Data for processing:
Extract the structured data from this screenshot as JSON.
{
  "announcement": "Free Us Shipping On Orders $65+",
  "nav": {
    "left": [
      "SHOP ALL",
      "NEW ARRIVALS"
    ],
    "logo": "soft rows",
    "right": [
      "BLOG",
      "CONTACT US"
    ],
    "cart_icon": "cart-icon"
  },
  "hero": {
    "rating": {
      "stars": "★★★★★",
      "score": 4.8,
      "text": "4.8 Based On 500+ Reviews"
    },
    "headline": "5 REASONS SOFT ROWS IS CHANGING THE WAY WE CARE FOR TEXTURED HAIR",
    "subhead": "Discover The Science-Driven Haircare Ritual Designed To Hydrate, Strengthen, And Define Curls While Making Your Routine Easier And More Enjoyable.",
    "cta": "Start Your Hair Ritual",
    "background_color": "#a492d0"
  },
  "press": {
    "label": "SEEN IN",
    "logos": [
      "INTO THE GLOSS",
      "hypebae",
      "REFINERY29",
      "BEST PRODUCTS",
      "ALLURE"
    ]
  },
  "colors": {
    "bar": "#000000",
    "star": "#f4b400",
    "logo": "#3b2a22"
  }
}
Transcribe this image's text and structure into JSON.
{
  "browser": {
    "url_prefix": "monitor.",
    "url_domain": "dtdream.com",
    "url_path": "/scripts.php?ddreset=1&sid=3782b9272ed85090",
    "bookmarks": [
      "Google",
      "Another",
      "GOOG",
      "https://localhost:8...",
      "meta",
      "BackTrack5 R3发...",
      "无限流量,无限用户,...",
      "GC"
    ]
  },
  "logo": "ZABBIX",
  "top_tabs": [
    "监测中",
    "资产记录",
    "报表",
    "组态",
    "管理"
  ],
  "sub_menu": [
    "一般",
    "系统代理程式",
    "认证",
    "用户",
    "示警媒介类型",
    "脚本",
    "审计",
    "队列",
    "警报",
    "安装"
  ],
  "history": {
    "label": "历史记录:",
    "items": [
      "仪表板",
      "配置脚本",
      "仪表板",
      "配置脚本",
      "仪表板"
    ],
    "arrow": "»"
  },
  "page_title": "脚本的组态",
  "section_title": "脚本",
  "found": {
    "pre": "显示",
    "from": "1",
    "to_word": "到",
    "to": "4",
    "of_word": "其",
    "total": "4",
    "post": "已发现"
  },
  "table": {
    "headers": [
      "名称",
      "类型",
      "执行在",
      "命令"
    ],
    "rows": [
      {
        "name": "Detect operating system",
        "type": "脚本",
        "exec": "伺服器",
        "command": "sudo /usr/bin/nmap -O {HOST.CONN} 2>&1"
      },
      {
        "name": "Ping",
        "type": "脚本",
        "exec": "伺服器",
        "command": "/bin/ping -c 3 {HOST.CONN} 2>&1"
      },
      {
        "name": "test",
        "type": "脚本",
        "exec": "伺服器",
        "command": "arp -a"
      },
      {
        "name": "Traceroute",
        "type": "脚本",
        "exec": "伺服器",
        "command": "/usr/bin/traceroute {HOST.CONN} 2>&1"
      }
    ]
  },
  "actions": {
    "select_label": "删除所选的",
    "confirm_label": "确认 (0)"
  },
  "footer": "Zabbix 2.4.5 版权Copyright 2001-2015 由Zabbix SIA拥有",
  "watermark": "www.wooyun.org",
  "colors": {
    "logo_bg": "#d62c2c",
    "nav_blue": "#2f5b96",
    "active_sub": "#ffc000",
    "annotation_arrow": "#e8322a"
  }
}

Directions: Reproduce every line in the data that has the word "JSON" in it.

Result of this task:
Extract the structured data from this screenshot as JSON.
Transcribe this image's text and structure into JSON.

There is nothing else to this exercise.